**Goal of the exercise**
Below are the records; tally the lines in them that include the word "JSON" and reply with the number alone.

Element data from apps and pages
=== Begin Enclosure ===

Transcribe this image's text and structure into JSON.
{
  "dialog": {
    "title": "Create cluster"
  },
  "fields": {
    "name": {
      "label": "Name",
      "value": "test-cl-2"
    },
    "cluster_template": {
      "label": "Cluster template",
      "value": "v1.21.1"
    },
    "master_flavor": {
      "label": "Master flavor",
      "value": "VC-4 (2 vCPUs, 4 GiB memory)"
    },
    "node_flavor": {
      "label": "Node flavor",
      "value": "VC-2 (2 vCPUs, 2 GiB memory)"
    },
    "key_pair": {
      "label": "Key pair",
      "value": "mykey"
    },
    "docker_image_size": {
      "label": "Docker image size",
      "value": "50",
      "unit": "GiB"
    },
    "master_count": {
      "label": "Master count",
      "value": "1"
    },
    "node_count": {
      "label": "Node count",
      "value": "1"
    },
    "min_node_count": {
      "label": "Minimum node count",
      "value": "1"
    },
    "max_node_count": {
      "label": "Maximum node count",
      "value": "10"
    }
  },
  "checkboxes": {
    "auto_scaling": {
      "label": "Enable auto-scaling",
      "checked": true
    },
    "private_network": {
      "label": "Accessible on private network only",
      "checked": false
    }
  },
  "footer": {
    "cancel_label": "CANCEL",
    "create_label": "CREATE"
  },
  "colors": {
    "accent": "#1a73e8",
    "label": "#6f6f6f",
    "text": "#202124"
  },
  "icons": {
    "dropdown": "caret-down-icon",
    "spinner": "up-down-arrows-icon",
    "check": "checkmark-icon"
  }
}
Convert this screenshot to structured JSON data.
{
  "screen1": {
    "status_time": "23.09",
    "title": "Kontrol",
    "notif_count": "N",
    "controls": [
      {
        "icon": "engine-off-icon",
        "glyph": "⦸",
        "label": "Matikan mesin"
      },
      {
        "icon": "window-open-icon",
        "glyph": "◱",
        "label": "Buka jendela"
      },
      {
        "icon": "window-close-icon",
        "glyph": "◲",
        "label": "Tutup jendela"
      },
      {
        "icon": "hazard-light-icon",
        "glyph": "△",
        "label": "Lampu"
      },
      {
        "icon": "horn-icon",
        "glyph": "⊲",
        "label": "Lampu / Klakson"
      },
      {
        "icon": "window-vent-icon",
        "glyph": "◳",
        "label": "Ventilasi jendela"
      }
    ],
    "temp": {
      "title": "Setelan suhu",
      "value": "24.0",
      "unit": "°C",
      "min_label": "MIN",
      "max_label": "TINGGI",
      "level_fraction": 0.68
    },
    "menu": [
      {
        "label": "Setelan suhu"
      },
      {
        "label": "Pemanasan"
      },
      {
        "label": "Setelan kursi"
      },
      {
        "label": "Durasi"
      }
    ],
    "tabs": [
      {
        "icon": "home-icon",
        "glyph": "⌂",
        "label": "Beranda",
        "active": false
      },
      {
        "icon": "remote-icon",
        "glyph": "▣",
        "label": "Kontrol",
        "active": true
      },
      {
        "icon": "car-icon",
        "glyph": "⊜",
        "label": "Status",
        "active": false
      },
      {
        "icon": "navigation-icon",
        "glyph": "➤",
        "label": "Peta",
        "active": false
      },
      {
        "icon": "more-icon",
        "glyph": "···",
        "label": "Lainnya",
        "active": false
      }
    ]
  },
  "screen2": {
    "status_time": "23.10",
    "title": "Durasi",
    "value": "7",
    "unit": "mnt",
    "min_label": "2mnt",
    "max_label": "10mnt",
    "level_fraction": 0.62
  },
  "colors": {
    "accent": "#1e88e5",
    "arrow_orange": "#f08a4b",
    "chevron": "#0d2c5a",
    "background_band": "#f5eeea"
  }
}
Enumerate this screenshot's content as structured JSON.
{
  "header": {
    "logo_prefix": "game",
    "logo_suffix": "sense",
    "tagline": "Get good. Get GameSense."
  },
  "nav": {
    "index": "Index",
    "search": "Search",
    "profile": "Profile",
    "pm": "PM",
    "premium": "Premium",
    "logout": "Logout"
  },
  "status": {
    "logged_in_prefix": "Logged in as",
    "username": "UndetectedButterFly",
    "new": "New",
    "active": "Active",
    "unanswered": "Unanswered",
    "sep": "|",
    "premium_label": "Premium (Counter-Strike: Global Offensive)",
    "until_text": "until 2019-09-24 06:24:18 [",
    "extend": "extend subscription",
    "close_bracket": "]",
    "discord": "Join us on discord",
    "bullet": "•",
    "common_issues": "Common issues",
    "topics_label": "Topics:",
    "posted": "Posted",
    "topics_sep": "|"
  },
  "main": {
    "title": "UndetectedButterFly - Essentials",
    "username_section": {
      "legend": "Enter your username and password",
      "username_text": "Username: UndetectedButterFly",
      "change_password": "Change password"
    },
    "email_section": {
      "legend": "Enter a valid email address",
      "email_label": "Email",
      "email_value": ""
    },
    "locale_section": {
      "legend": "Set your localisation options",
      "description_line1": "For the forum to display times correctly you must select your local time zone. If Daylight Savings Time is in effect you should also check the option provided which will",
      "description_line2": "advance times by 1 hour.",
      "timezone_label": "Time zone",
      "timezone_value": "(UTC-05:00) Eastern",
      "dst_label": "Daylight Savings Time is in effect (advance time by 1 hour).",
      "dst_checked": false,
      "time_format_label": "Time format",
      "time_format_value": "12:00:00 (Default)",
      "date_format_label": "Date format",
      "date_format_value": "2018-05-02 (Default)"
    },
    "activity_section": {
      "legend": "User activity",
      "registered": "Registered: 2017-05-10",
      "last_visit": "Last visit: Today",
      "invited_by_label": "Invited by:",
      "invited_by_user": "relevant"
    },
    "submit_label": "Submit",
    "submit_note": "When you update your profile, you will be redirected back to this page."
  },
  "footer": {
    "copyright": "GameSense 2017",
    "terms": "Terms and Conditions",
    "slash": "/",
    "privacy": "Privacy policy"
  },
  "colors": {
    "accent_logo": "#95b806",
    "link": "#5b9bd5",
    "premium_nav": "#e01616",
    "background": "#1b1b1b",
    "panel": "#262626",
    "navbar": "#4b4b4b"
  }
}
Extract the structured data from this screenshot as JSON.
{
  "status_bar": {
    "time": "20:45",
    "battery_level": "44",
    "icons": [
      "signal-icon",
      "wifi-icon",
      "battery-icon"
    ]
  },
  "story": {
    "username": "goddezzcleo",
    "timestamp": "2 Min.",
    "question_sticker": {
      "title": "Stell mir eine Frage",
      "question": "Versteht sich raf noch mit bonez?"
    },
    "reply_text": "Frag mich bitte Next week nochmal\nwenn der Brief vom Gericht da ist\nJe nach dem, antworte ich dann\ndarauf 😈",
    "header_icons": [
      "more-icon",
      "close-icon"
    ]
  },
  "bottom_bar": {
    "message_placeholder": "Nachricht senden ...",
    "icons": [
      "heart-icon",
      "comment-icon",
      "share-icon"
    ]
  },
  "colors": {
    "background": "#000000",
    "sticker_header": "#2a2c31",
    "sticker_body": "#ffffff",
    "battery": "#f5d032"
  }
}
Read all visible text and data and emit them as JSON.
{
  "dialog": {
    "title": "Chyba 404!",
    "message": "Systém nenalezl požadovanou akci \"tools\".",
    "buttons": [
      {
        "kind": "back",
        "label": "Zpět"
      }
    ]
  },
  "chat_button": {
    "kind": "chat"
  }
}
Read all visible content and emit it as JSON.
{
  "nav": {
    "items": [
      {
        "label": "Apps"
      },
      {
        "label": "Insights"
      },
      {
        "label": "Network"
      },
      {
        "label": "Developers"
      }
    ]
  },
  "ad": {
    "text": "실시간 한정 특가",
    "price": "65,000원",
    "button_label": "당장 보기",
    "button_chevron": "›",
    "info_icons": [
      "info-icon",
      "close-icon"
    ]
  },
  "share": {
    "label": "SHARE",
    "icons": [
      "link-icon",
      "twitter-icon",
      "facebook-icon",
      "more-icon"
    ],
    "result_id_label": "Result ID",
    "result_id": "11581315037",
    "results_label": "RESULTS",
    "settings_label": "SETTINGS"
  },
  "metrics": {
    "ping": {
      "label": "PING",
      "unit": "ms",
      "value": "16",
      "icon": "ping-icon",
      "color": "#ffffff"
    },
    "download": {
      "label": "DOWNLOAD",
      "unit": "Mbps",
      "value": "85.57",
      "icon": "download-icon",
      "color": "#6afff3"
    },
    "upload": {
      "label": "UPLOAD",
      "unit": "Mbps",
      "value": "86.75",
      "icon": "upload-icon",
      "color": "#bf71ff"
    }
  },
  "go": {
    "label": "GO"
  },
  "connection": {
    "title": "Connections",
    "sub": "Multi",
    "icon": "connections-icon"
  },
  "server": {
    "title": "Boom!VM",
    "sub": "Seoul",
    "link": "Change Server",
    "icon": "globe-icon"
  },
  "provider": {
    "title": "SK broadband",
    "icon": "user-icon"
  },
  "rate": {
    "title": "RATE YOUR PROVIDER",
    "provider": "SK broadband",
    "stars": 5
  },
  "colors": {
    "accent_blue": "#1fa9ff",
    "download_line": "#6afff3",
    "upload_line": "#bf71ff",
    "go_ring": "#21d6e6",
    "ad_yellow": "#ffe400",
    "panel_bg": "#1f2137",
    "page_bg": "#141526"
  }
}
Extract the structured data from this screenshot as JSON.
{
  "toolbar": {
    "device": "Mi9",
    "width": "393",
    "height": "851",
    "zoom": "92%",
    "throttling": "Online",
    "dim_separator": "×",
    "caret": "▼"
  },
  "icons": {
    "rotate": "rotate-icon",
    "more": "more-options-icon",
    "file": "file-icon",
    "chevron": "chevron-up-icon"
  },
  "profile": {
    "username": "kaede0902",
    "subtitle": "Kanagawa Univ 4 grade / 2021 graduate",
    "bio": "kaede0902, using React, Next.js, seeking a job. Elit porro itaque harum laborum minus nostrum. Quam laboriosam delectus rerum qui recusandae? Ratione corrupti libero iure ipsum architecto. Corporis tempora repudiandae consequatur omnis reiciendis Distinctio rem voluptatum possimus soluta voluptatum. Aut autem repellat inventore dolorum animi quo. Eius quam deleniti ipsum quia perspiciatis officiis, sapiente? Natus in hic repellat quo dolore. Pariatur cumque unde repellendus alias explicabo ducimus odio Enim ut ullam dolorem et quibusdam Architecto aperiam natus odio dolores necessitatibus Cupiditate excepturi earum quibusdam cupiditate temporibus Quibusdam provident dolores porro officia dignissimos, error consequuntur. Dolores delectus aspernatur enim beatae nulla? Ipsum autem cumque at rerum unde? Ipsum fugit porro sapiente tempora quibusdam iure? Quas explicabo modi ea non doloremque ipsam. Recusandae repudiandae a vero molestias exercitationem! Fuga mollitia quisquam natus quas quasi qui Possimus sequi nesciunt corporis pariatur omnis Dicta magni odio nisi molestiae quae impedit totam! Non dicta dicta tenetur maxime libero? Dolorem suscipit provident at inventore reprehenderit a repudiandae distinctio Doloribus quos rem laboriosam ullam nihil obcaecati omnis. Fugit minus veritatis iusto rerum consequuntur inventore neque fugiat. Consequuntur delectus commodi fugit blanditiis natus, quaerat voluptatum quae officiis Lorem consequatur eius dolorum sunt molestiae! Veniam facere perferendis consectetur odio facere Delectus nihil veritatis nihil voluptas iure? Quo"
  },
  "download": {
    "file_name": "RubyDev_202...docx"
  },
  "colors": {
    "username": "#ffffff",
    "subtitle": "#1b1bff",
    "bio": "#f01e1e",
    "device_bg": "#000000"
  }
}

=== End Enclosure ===

**Answer box**
7